The film demonstrates how Marcel navigates the world. It’s with a lot of persistence and no small amount of ingenuity. The small shell lives with his grandmother Connie in a short term rental home, so they’re often all alone. Marcel zooms around the house in a tennis ball, which he calls a rover. He rigs a rope to a stand mixer and runs it to the persimmon tree outside. Then he flips the appliance on in order to shake fruit from the branches. His grandmother gardens.
They’ve learned to survive in a house built for much larger inhabitants. But it wasn’t always just them. The crux of Marcel the Shell with Shoes On‘s story centers on Marcel and Connie’s missing family. They all disappeared one night when one of the home’s owners moved out. And that’s just part of what Marcel carries. Fleischer-Camp says there’s an inherent heartbreak about Marcel. Like Marcel says, he’ll never have a dog. Instead he has a piece of lint on a “leash.”
The documentary expands Marcel’s story beyond the 2010 YouTube short that made the shell a star. Marcel co-creator Fleischer-Camp worked with Jenny Slate on those early videos. Then he developed the movie with Slate and Nick Paley. It was a seven year process. “I always feel protective of him. I guess, now that we’ve made the film, I can relax a little bit,” Fleischer-Camp says. “But when we first made the short, I was, at the time, pretty broke taking, like, really horrible editing gigs. And when the short sort of took off on the internet, we got all these like big studio meetings where people suggested we partner with John Cena or whoever. It was really hard to say no to that opportunity at the time because we didn’t know that we’d even find financing to make an independent version of Marcel.”
He adds, “You just feel it in the pit of your stomach. This could be dangerous. They could take the stuff that’s secondarily great about him, like he’s cute or whatever, and really just make the wrong kind of movie with it.”
But instead, Fleischer-Camp and his cohorts got to tell the Marcel story they wanted to tell. They had the chance to expand Marcel’s history and voice into a feature. Fleischer-Camp relates that he and Paley have a more sit down and write process, and that Slate is an “extemporaneous genius.” By the time they started working on the film, though, Fleischer-Camp and Slate had lived with the character for five years. They knew Marcel well enough to know he could drop these profound observations out of nowhere.

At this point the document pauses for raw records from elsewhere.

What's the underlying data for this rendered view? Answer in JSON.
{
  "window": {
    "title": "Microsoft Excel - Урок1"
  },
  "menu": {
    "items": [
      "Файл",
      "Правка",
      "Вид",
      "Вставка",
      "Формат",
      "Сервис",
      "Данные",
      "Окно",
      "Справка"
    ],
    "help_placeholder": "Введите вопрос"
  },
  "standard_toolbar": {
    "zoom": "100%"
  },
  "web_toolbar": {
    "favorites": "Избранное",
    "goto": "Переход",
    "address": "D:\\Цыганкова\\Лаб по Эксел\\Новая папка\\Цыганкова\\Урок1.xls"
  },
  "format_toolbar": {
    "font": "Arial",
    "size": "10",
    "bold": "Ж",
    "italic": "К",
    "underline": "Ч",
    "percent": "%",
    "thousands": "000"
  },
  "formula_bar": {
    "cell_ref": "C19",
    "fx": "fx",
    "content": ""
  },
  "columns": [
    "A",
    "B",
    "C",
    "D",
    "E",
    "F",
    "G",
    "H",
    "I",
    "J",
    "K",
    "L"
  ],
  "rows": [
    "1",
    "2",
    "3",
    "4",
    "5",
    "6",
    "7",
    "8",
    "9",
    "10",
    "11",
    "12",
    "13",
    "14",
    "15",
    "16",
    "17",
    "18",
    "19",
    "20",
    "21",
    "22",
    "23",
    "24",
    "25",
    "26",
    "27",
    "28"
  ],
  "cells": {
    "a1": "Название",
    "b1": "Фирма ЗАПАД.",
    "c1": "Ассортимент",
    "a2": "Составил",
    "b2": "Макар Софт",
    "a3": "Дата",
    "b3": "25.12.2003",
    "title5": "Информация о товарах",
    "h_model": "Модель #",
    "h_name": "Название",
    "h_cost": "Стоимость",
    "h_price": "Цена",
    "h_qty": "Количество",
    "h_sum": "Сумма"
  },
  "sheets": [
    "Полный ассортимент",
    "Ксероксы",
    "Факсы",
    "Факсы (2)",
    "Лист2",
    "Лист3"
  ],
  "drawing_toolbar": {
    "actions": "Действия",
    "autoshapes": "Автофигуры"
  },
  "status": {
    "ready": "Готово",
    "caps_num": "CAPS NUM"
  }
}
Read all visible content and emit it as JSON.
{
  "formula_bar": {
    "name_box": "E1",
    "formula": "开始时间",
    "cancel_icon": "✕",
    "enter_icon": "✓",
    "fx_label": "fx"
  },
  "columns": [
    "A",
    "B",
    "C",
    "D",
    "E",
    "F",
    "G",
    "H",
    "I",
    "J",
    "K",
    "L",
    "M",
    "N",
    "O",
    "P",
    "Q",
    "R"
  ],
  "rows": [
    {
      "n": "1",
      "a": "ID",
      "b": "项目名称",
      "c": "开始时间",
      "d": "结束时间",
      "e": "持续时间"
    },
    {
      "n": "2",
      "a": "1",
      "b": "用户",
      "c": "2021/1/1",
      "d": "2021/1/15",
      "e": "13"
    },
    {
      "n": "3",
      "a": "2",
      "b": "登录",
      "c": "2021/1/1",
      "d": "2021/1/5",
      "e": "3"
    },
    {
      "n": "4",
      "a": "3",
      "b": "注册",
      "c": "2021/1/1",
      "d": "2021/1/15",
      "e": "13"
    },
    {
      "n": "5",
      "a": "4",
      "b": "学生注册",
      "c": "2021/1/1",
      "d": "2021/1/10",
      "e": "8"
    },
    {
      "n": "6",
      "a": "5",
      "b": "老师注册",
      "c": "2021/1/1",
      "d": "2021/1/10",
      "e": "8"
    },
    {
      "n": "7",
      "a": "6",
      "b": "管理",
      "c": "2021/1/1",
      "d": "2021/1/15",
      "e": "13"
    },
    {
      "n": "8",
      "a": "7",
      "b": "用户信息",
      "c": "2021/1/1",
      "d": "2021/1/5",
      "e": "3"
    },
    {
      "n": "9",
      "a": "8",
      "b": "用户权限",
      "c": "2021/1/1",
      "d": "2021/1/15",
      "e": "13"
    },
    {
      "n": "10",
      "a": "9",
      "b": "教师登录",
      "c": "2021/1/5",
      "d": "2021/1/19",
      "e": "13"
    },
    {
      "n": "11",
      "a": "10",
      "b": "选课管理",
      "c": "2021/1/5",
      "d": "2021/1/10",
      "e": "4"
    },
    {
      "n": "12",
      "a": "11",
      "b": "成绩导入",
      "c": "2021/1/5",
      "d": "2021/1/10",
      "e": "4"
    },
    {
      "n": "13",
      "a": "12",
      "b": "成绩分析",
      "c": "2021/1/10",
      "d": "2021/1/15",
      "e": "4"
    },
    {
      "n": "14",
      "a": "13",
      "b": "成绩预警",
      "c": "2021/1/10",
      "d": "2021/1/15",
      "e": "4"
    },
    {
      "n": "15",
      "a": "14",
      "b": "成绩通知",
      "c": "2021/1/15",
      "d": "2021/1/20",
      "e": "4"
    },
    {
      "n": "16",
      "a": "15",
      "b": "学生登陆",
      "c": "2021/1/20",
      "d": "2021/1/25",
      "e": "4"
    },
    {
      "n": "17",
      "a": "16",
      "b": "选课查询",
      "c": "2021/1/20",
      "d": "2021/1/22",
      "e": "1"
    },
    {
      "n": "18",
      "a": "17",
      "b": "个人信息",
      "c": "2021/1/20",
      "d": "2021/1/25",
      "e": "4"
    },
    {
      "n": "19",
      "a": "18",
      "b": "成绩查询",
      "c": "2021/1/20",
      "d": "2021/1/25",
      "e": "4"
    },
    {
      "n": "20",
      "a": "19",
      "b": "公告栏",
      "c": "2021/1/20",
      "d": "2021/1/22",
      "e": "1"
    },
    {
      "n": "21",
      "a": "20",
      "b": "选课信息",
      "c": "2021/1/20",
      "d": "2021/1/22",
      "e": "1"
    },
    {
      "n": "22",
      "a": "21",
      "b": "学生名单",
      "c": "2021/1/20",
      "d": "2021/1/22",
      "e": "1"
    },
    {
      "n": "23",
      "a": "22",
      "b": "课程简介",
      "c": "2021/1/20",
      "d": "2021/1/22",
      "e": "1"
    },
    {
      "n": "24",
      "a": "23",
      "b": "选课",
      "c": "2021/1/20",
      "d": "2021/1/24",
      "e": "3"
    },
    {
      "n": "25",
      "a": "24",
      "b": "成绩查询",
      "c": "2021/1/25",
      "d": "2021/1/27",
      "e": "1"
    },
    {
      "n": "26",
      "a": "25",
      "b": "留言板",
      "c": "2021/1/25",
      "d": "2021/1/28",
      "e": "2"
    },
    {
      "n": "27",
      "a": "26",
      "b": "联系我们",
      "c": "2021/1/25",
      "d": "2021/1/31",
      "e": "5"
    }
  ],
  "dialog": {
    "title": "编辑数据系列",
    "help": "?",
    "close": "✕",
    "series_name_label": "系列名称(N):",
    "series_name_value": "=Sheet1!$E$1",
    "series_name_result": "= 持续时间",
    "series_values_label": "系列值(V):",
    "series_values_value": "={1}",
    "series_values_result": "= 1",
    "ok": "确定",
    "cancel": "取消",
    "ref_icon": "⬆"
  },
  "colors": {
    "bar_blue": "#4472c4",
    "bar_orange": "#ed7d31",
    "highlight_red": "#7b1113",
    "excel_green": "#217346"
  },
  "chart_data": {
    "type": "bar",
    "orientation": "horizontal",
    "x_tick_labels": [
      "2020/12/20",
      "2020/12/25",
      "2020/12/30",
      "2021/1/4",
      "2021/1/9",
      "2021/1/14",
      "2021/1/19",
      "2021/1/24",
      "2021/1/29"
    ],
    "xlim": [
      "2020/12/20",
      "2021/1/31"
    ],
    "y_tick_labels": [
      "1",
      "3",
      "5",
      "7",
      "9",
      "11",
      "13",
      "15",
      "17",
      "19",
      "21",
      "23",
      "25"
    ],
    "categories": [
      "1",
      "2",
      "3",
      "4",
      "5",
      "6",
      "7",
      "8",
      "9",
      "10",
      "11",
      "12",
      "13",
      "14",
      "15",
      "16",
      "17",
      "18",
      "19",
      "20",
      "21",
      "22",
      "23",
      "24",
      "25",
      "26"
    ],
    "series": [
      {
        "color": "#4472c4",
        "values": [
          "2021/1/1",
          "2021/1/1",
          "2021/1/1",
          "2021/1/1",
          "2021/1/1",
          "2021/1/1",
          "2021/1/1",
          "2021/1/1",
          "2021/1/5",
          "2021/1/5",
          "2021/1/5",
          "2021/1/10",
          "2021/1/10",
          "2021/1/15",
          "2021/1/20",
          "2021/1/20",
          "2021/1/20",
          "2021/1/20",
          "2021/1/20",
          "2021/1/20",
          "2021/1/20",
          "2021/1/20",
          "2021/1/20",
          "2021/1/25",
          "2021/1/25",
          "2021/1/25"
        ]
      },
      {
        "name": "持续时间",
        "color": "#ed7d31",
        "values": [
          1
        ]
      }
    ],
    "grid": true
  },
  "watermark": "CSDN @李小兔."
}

Fleischer-Camp explains, “We knew that a real sweet spot, or strength, of the character was that he’s able to make you see your world in a new way because he is viewing it that way all the time. He’s making do in a world that wasn’t made for him. So it’s sort of inspiring that something that has much larger disadvantages than you is so self-possessed and confident and tackles all of those obstacles with total positivity. It’s not total positivity, actually. Sometimes he’s in a funk. Sometimes he’s pissed off. He’s like all of us in that way. But I don’t think he often takes it personally that he’s so small in this big world, and I always found that very inspiring about him.”
A lot can change in seven years. Marcel matured. Fleischer-Camp grew. He notes, “What’s in the film that I feel proud about emotionally is the perspective on grief and loss that I have now, which I think is reflected in the film. What I was hoping to express with the movie, in a really macro way, is that grief and loss are part of life. You can’t really enjoy the happiness or the real nectar of life if you haven’t really sat, in a defenseless helpless way, in the hurt of life. And that’s also mirrored by nature and just the cycle of life and death. There’s no growth that happens in nature or in life that doesn’t kind of grow out of the enriched soil of something that was lost.”
Marcel the Shell with Shoes On is in theaters now.
Amy Ratcliffe is the Editor-in-Chief for Nerdist and the author of Star Wars: Women of the Galaxy, The Art of Star Wars: Galaxy’s Edge, The Jedi Mind, and more Follow her on Twitter and Instagram.